New guidelines to help protect endangered New Zealand fish suggest clearing blockages in waterways - but this is only optional.
Forty-one of 57 New Zealand indigenous freshwater fish species are threatened with extinction or already extinct but despite this new guidelines are only optional.
The Department of Conservation proposal could affect thousands of dams, weirs, culverts and other blockages on rivers all over New Zealand, many of them on or near farmland - and it is unclear who will fit the bill for the costly work.
Minister of Conservation Eugenie Sage said the guidelines excluded hydroelectric dams that produced most of New Zealand's electricity, and instead applied to waterway barriers less than four metres high.
"We hope the owners of those, when they maintain them, are aware of the guidelines and look at how they can retrofit them to improve the passage for fish," she said.
Ms Sage said there was a need for fish, such as eels and whitebait, to be able to move freely between lakes, rivers, streams and the ocean in order to breed.
Despite this there was no compulsion for landowners to clear away dams and weirs, nor to remove earthworks used to catch drinking water.

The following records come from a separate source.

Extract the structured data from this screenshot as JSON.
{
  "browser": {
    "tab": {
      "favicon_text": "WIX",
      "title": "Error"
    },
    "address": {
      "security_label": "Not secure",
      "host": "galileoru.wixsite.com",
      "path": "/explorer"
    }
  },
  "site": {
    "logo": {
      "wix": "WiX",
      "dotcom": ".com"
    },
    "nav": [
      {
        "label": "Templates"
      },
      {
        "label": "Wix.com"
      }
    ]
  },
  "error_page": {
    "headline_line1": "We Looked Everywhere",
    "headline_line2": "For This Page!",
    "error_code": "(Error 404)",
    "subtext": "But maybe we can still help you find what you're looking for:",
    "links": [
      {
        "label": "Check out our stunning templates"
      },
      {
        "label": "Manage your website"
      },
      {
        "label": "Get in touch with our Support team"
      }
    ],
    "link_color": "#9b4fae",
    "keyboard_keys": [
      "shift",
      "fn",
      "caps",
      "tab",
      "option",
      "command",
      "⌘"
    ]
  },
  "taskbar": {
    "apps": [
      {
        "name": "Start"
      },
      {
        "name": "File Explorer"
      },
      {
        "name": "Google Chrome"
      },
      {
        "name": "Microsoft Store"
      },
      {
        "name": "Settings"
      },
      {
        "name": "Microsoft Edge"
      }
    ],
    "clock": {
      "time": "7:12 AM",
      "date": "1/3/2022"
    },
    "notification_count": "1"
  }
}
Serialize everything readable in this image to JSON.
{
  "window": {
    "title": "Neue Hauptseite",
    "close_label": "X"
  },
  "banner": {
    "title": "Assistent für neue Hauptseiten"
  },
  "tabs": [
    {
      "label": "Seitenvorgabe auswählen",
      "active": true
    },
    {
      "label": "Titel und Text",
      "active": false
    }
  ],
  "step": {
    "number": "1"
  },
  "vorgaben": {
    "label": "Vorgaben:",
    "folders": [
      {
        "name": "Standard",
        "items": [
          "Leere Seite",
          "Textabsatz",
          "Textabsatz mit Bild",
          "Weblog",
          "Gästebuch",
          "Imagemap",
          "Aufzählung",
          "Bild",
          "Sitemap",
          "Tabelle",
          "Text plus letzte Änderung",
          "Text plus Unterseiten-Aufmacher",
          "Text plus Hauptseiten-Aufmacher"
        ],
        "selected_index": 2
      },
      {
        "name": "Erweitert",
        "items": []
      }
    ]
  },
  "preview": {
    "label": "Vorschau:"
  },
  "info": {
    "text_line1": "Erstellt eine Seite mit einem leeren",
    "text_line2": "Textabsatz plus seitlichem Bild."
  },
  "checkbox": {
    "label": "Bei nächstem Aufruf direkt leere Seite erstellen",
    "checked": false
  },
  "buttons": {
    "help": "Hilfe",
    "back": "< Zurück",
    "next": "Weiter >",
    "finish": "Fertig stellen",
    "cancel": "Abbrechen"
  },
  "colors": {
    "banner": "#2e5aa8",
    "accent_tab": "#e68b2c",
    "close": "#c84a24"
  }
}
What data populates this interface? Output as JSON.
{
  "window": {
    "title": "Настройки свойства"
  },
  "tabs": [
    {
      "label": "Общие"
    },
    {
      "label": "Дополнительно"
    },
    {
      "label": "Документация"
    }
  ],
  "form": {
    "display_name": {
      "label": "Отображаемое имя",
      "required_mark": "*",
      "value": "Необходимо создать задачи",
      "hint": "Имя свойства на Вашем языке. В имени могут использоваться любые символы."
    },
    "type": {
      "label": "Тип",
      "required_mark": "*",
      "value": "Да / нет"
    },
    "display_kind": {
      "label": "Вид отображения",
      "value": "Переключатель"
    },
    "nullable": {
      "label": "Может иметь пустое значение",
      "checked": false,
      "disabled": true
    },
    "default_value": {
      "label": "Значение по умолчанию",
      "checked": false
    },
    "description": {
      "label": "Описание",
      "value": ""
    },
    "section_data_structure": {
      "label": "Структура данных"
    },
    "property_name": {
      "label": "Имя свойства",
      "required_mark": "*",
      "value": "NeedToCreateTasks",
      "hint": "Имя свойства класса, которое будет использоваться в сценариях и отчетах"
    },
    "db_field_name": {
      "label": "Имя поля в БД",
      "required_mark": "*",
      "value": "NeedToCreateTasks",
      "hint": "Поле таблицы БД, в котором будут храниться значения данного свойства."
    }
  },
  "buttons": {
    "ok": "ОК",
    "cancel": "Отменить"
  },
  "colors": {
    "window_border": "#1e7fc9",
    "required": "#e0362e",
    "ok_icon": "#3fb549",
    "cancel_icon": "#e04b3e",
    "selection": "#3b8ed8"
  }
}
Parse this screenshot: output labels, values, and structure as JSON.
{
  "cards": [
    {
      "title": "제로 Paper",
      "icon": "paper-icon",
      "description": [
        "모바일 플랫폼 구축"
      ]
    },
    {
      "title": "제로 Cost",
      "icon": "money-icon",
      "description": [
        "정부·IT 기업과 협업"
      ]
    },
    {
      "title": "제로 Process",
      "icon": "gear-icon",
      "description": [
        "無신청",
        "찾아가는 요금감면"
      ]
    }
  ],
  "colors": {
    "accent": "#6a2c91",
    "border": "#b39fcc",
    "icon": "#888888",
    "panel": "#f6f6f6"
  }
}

New river barriers should have ways for fish to transit, and local authorities should make sure this happened, Ms Sage said.
Existing barriers should be either removed or changed.